If one partner plans to be a stay-at-home parent, a prenup can provide vital protections. Your agreement can ensure the non-employed spouse is treated fairly if a divorce occurs. Your prenup can protect that spouse by acknowledging the loss of future earning potential from stepping out of the workforce. The disadvantages of lost career advancement have genuine costs if that partner eventually needs to provide for themselves. You can compensate for this loss by stipulating an income stream or property to the stay-at-home parent.
- Significant Wealth Disparities
If one of you is bringing much more wealth into the marriage, you may want a prenuptial agreement. Spousal support and property division in a divorce can be based partly on maintaining a particular lifestyle. If the relationship elevates the circumstances of one partner based on the finances of the other, that can create financial obligations in the event the marriage ends. A prenup can mitigate that by stipulating support amounts.
Some people feel that when there is wealth disparity, a prenup can ensure no one is motivated by money as a primary driver in choosing to marry. Limiting how much a partner will receive in a divorce can be reassuring to the partner with more wealth.

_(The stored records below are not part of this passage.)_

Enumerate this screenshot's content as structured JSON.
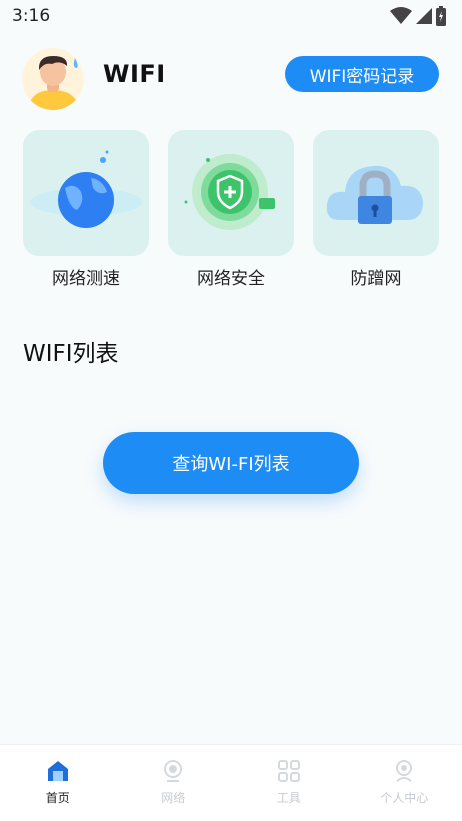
{
  "status_bar": {
    "time": "3:16",
    "icons": [
      "wifi-icon",
      "cell-signal-icon",
      "battery-icon"
    ]
  },
  "header": {
    "title": "WIFI",
    "password_record_label": "WIFI密码记录",
    "avatar_icon": "avatar-icon"
  },
  "tools": [
    {
      "label": "网络测速",
      "icon": "globe-speed-icon"
    },
    {
      "label": "网络安全",
      "icon": "shield-icon"
    },
    {
      "label": "防蹭网",
      "icon": "cloud-lock-icon"
    }
  ],
  "wifi_list": {
    "title": "WIFI列表",
    "query_label": "查询WI-FI列表"
  },
  "bottom_nav": {
    "items": [
      {
        "label": "首页",
        "icon": "home-icon",
        "active": true
      },
      {
        "label": "网络",
        "icon": "network-icon",
        "active": false
      },
      {
        "label": "工具",
        "icon": "tools-icon",
        "active": false
      },
      {
        "label": "个人中心",
        "icon": "user-center-icon",
        "active": false
      }
    ]
  },
  "colors": {
    "accent": "#1e8cf5",
    "card_bg": "#dbf1f0",
    "page_bg": "#f8fbfc",
    "nav_inactive": "#c7cbd0"
  }
}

Will Having a Prenup Harm My Relationship?
There’s no evidence to support the idea that having a prenuptial agreement in place will damage your relationship. In fact, the process of hashing out your prenup can guide you to have essential conversations you may never have considered otherwise.

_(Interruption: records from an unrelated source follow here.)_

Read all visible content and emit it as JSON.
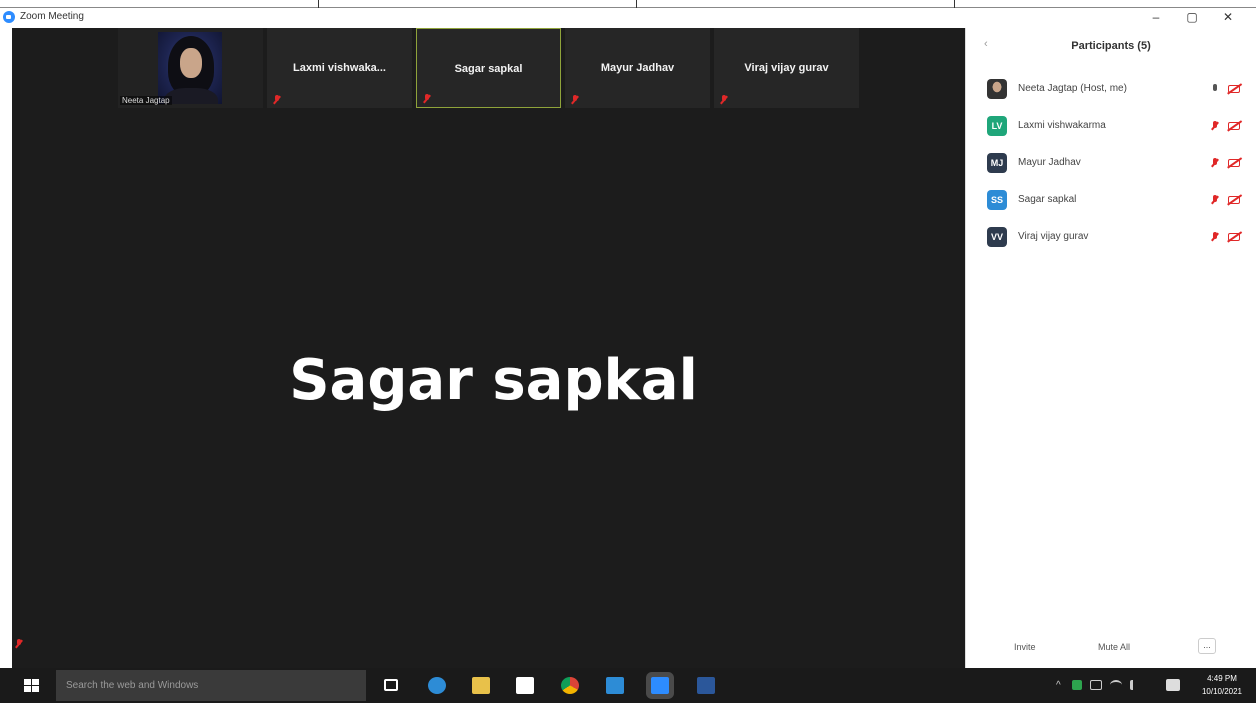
{
  "window": {
    "title": "Zoom Meeting"
  },
  "window_controls": {
    "minimize": "–",
    "maximize": "▢",
    "close": "✕"
  },
  "thumbnails": [
    {
      "name": "Neeta Jagtap",
      "has_photo": true
    },
    {
      "name": "Laxmi  vishwaka..."
    },
    {
      "name": "Sagar sapkal",
      "active": true
    },
    {
      "name": "Mayur Jadhav"
    },
    {
      "name": "Viraj vijay gurav"
    }
  ],
  "active_speaker": {
    "name": "Sagar sapkal"
  },
  "participants_panel": {
    "collapse_icon": "‹",
    "title": "Participants (5)",
    "participants": [
      {
        "name": "Neeta Jagtap (Host, me)",
        "initials": "",
        "avatar_color": "#555555",
        "mic": "on"
      },
      {
        "name": "Laxmi vishwakarma",
        "initials": "LV",
        "avatar_color": "#1fa67a",
        "mic": "off"
      },
      {
        "name": "Mayur Jadhav",
        "initials": "MJ",
        "avatar_color": "#2e3b4e",
        "mic": "off"
      },
      {
        "name": "Sagar sapkal",
        "initials": "SS",
        "avatar_color": "#2d8cd6",
        "mic": "off"
      },
      {
        "name": "Viraj vijay gurav",
        "initials": "VV",
        "avatar_color": "#2e3b4e",
        "mic": "off"
      }
    ],
    "invite_label": "Invite",
    "mute_all_label": "Mute All",
    "more_label": "..."
  },
  "taskbar": {
    "search_placeholder": "Search the web and Windows",
    "apps": [
      {
        "icon": "task-view-icon",
        "color": "#ffffff"
      },
      {
        "icon": "edge-icon",
        "color": "#2d8cd6"
      },
      {
        "icon": "file-explorer-icon",
        "color": "#e8c14a"
      },
      {
        "icon": "store-icon",
        "color": "#ffffff"
      },
      {
        "icon": "chrome-icon",
        "color": "#f2b824"
      },
      {
        "icon": "mail-icon",
        "color": "#2d8cd6"
      },
      {
        "icon": "zoom-icon",
        "color": "#2d8cff"
      },
      {
        "icon": "word-icon",
        "color": "#2b579a"
      }
    ],
    "tray": "^",
    "time": "4:49 PM",
    "date": "10/10/2021"
  }
}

With money issues being one of the largest areas of marital disputes, discussing these details can strengthen your relationship and ensure you and your partner are compatible. Conversations about a prenuptial agreement can lead partners to communicate about spending and saving, financial goals, attitudes about debt, and other vital issues.
To finalize a prenup, you may also need to have conversations about child-rearing, career paths after you have children, plans for higher education for yourselves or your children, and other issues that can turn contentious if not sorted out beforehand.
We’ve Had Those Conversations. Now What?
Can We Just Use an Online Form?
If you’ve decided to create a prenuptial agreement, you want to make sure there are no unanswered questions about what would happen in the case of a divorce. A one-size-fits-all form downloaded from the internet may miss critical issues or information. There’s no point in doing and paying for a prenup that isn’t going to achieve its intended goals. Doing it wrong can be worse and create more ambiguity than not doing it at all. Creating a prenup yourself may also make it easier for your spouse to challenge the agreement’s validity in the future.
You want a prenup so you and your spouse are legally protected. It’s worth paying a bit more to ensure every issue is addressed, nothing is missed, and that protection holds. Your family attorney can guide you through these discussions to help you understand what issues should be covered by your prenuptial agreement.
We strongly encourage each partner to have their own legal representation. With a separate family law specialist representing each of you, you avoid conflicts of interest. This individual advice can also make difficult conversations easier. The lawyers will fine-tune the details and point out possible unfair considerations on your behalf.
Utah Knows Prenups
A family law office in Davis County will be familiar with Utah state laws. Working with them will ensure your prenuptial agreement complies with all relevant laws. You will also benefit from their years of experience with prenups and divorces. They can ask questions you may never have otherwise considered. Because they will be familiar with you, your partner, and your plans, they can tailor an agreement that covers the issues most important to each of you. An internet form can’t do that.
Prenuptial agreements can feel like planning for failure, but they aren’t. They clarify vital issues in your relationship and future marriage. Having these conversations now can strengthen your relationship and future marriage. And if things don’t turn out as you’d hoped, a divorce may be less contentious, costly, and lengthy if you’ve already agreed to some of the terms, thanks to a prenuptial agreement.